(Provided records Opens)

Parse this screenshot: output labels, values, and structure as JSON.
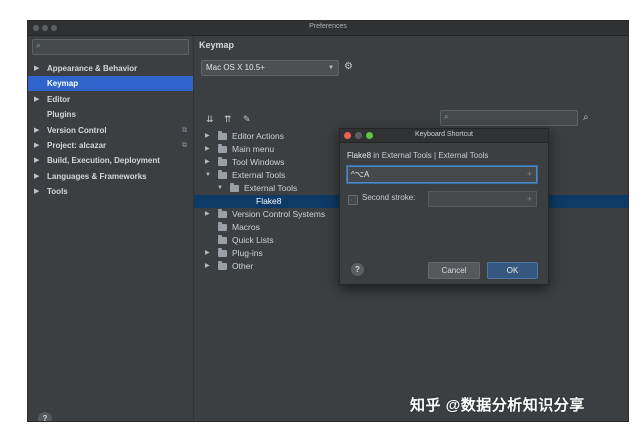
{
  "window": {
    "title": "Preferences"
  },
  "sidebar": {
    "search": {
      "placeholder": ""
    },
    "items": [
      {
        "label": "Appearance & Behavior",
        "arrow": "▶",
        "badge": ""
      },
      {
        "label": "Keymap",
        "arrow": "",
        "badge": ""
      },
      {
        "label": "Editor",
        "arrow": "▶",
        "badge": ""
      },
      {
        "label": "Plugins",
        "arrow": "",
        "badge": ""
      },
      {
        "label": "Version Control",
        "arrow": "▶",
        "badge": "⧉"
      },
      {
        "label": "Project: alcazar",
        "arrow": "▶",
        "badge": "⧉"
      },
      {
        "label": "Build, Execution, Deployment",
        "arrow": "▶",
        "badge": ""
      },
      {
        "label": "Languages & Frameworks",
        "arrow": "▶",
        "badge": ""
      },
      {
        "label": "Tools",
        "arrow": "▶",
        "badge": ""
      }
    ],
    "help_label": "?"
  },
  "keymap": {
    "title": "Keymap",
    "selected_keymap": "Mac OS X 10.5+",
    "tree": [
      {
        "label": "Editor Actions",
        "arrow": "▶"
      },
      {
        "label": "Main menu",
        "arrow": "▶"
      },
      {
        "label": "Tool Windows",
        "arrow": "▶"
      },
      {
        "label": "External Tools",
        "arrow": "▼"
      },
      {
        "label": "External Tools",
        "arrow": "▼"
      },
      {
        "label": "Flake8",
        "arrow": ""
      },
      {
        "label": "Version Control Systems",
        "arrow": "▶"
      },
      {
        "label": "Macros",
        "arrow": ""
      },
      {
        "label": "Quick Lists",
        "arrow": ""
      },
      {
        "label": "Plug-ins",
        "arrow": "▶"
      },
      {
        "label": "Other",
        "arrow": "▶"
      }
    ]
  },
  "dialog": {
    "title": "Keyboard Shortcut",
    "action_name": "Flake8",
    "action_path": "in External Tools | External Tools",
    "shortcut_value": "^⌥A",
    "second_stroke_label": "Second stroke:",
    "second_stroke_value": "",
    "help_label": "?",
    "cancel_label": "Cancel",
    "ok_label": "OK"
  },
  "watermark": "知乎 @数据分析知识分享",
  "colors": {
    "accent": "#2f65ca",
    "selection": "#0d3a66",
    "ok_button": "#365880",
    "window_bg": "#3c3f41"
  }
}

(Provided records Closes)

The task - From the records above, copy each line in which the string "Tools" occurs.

Answer -
        "label": "Tools",
        "label": "External Tools",
        "label": "External Tools",
    "action_path": "in External Tools | External Tools",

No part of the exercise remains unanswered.